Since March, 200,000 administrators have been notified of fake activity on their pages.
Vinyl Still on a Tear in 2015
Vinyl sales are still rising in 2015 and have gone up 53 percent already in the first quarter of 2015 (from January to March). According to Billboard, new research from Nielsen indicated that the rise in vinyl over the last five years is not over yet.
The rise in vinyl sales in the first quarter was due largely to gains in catalog album sales. Current vinyl releases are also performing well, up 37 percent since last year at the same time.
A broader look at the vinyl market shows that vinyl sales have gone up 260-percent in the past six years, with unit sales hitting 9.2 million last year. The Beatles had the best-selling vinyl album in the past five years: their 1969 release Abbey Road. Also in Nielsen’s top 10 are albums by Mumford & Sons, Arctic Monkeys, Pink Floyd, Lana Del Rey and Miles Davis.
Despite experiencing a rise in sales significantly greater than the rise in other segments of the recorded music market, vinyl is still a niche part of the market and is not likely to “save” the music industry from declining sales.
The IFPI confirmed this truth in its Digital Music Report, published on April 14. Vinyl sales make up “only a small fraction of the overall industry revenues” at two percent. According to the report, vinyl saw a 54-percent rise in 2014, although trade revenue generated by the global recorded music industry last year fell 0.4 percent.
In March, the RIAA reported that vinyl pumped $320.8 million into the U.S. music market last year, 50-percent more than it contributed in 2013.

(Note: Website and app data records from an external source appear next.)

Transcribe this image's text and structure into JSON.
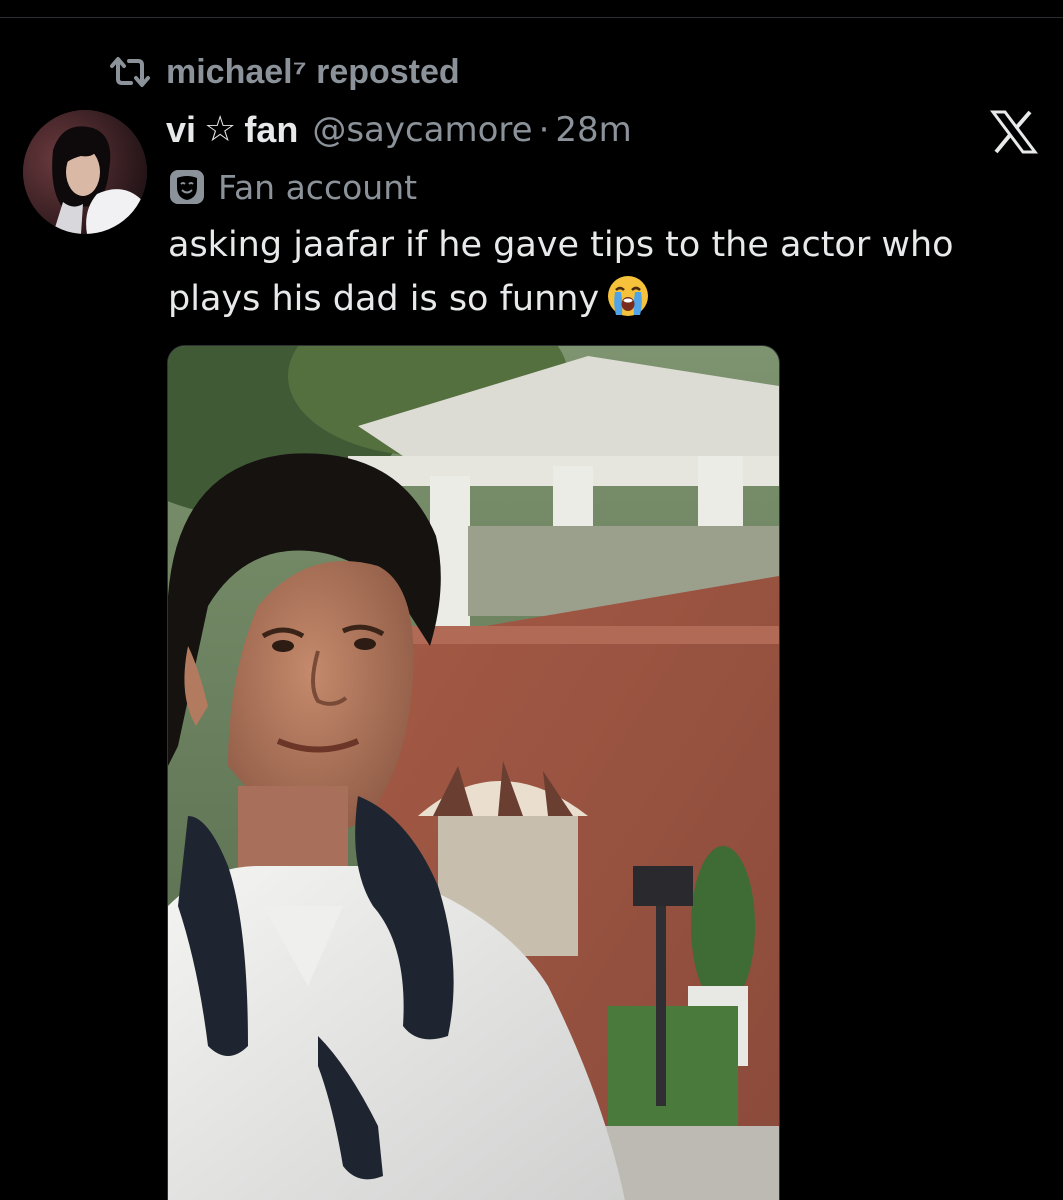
{
  "repost": {
    "icon": "repost-icon",
    "text": "michael⁷ reposted"
  },
  "tweet": {
    "author": {
      "name_part1": "vi",
      "name_star": "☆",
      "name_part2": "fan",
      "handle": "@saycamore",
      "separator": "·",
      "time": "28m",
      "label_icon": "theater-mask-icon",
      "label": "Fan account"
    },
    "text_line1": "asking jaafar if he gave tips to the actor who",
    "text_line2": "plays his dad is so funny",
    "emoji": "loudly-crying-face-emoji",
    "media_alt": "photo of a young man with curly hair wearing a white shirt and a dark towel around his neck, outdoors in front of a brick building with white columns"
  },
  "colors": {
    "background": "#000000",
    "primary_text": "#e7e9ea",
    "secondary_text": "#8b9299"
  }
}
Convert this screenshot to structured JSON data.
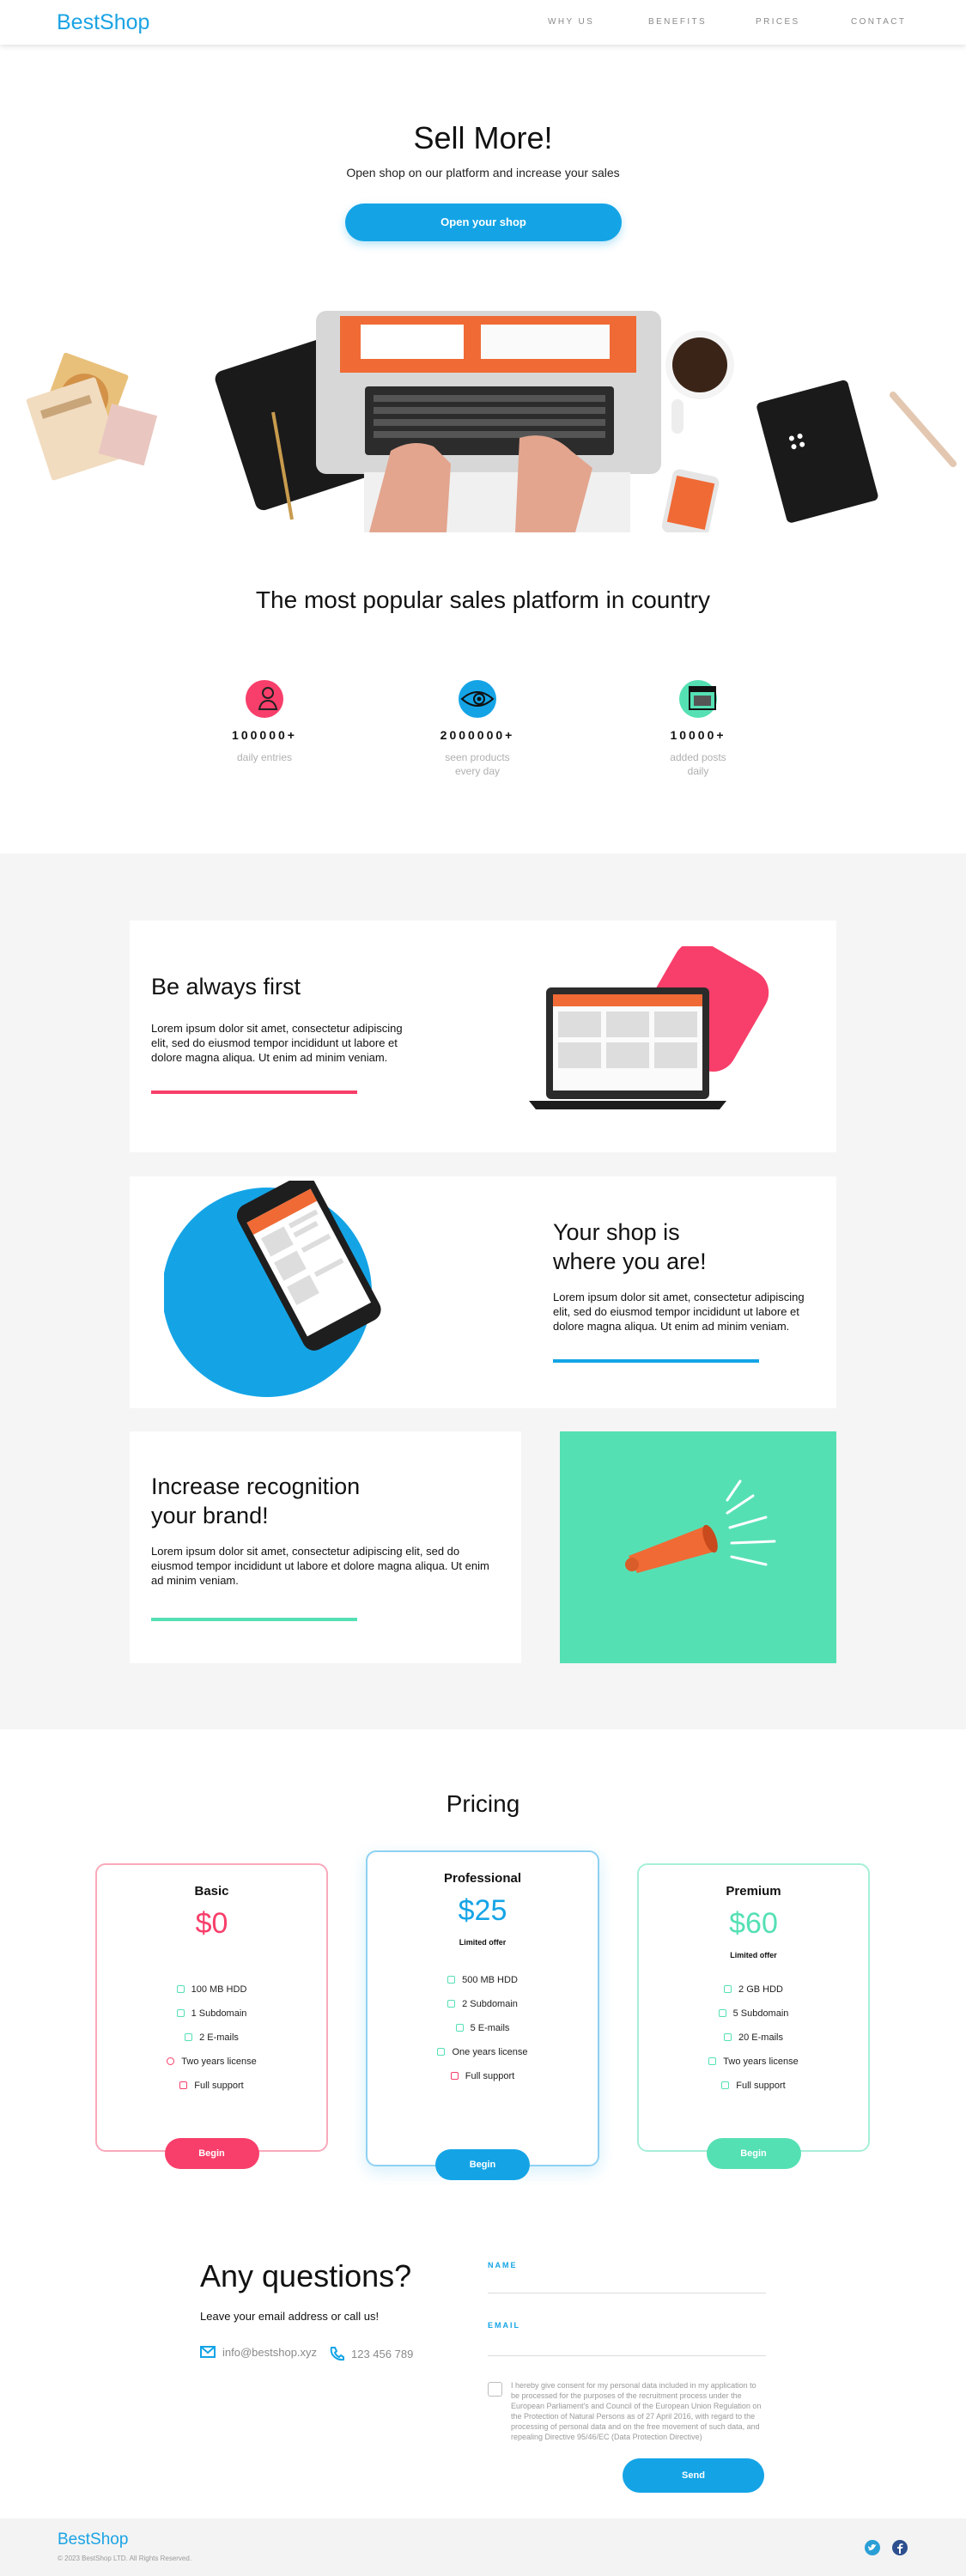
{
  "header": {
    "logo": "BestShop",
    "nav": [
      "WHY US",
      "BENEFITS",
      "PRICES",
      "CONTACT"
    ]
  },
  "hero": {
    "title": "Sell More!",
    "subtitle": "Open shop on our platform and increase your sales",
    "button": "Open your shop"
  },
  "platform": {
    "title": "The most popular sales platform in country",
    "stats": [
      {
        "icon": "user-icon",
        "number": "100000+",
        "label1": "daily entries",
        "label2": ""
      },
      {
        "icon": "eye-icon",
        "number": "2000000+",
        "label1": "seen products",
        "label2": "every day"
      },
      {
        "icon": "window-icon",
        "number": "10000+",
        "label1": "added posts",
        "label2": "daily"
      }
    ]
  },
  "features": [
    {
      "title1": "Be always first",
      "title2": "",
      "text": "Lorem ipsum dolor sit amet, consectetur adipiscing elit, sed do eiusmod tempor incididunt ut labore et dolore magna aliqua. Ut enim ad minim veniam."
    },
    {
      "title1": "Your shop is",
      "title2": "where you are!",
      "text": "Lorem ipsum dolor sit amet, consectetur adipiscing elit, sed do eiusmod tempor incididunt ut labore et dolore magna aliqua. Ut enim ad minim veniam."
    },
    {
      "title1": "Increase recognition",
      "title2": "your brand!",
      "text": "Lorem ipsum dolor sit amet, consectetur adipiscing elit, sed do eiusmod tempor incididunt ut labore et dolore magna aliqua. Ut enim ad minim veniam."
    }
  ],
  "pricing": {
    "title": "Pricing",
    "plans": [
      {
        "name": "Basic",
        "price": "$0",
        "offer": "",
        "features": [
          "100 MB HDD",
          "1 Subdomain",
          "2 E-mails",
          "Two years license",
          "Full support"
        ],
        "button": "Begin"
      },
      {
        "name": "Professional",
        "price": "$25",
        "offer": "Limited offer",
        "features": [
          "500 MB HDD",
          "2 Subdomain",
          "5 E-mails",
          "One years license",
          "Full support"
        ],
        "button": "Begin"
      },
      {
        "name": "Premium",
        "price": "$60",
        "offer": "Limited offer",
        "features": [
          "2 GB HDD",
          "5 Subdomain",
          "20 E-mails",
          "Two years license",
          "Full support"
        ],
        "button": "Begin"
      }
    ]
  },
  "contact": {
    "title": "Any questions?",
    "subtitle": "Leave your email address or call us!",
    "email": "info@bestshop.xyz",
    "phone": "123 456 789",
    "name_label": "NAME",
    "email_label": "EMAIL",
    "consent": "I hereby give consent for my personal data included in my application to be processed for the purposes of the recruitment process under the European Parliament's and Council of the European Union Regulation on the Protection of Natural Persons as of 27 April 2016, with regard to the processing of personal data and on the free movement of such data, and repealing Directive 95/46/EC (Data Protection Directive)",
    "send": "Send"
  },
  "footer": {
    "logo": "BestShop",
    "copyright": "© 2023 BestShop LTD. All Rights Reserved."
  },
  "colors": {
    "blue": "#14a4e6",
    "pink": "#f83e6a",
    "mint": "#55e0b4"
  }
}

Vinyl has seen growth in other regions as well, such as the U.K. More than 1.28 million vinyl LPs were sold in the U.S. in 2014, an amount not seen since 1995.